(NewsNation) — Former Vice President Mike Pence was “very animated” and delivered “very direct” orders to former Chairman of the Joint Chiefs of Staff General Mark A. Milley to send the military and National Guard to the Capitol during the Jan. 6 insurrection, according to testimony by Milley.

Milley told the Jan. 6 investigative committee that he spoke to Pence two or three times on the phone while a pro-Trump mob stormed the U.S. Capitol in an effort to keep former President Donald Trump in power.

Milley said Pence gave him “unambiguous” orders to send the military to the Capitol, an order Trump himself would not give.

Pence “was very animated, very direct, very firm, and (told) Secretary Miller, ‘Get the military there, get the Guard down here, put down this situation, etc.,'” Milley told the Jan. 6 investigators.

Former Vice President Mike Pence speaks about educational freedom at Patrick Henry College in Purcellville, Va., Thursday, Oct. 28, 2021. (AP Photo/Patrick Semansky)

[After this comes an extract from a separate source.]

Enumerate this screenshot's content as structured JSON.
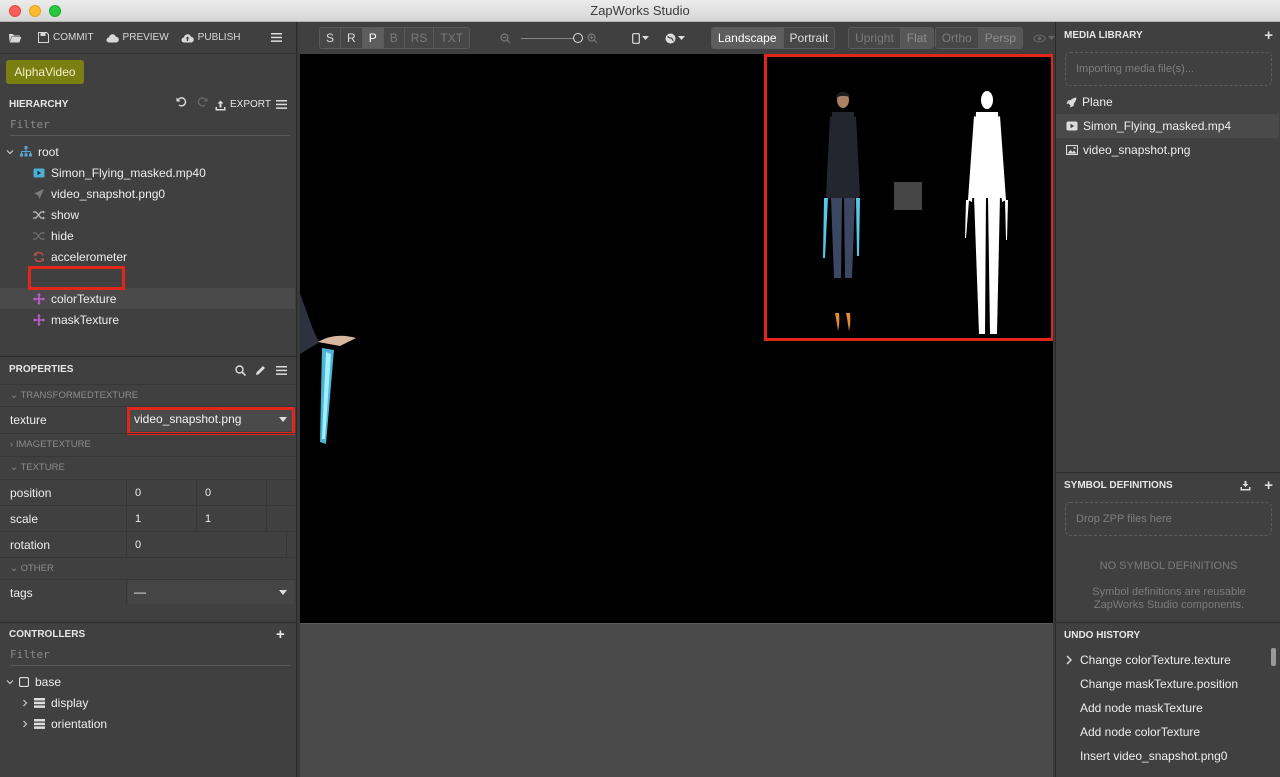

As rioters entered the Capitol and clashed with police, Trump made no phone calls to any governmental body “to instruct that the Capitol be defended,” Rep. Liz Cheney, R-WY., said at Thursday night’s investigative committee hearing.

The committee findings allege Trump sat by, refusing to call off the mob or call in military aid, while thousands of protesters violently clashed with Capitol police who were guarding the Capitol.

Pence, who had refused Trump’s directive to help him overturn the results of the election that morning, was the one who made a desperate call for military aid while Trump sat idle, reportedly watching TV in the dining room next to the Oval Office while the riot occurred.

Milley said Trump’s staff, specifically Trump’s former Chief of Staff Mark Meadows, attempted to politicize this move by Pence in a conversation between the two.

Meadows “said, ‘We have to kill the narrative that the vice president is making all the decisions. We need to establish the narrative that the president is still in charge and that things are steady or stable’ or words to that effect,” Milley told investigators. “I immediately interpreted that as ‘politics, politics, politics, politics.’ Red flag for me personally, no action. But I remember it distinctly.”

Milley’s testimony was revealed by the Jan. 6 investigative committee, which is comprised of seven Democrats and two Republicans, during the committee’s first public hearing Thursday night.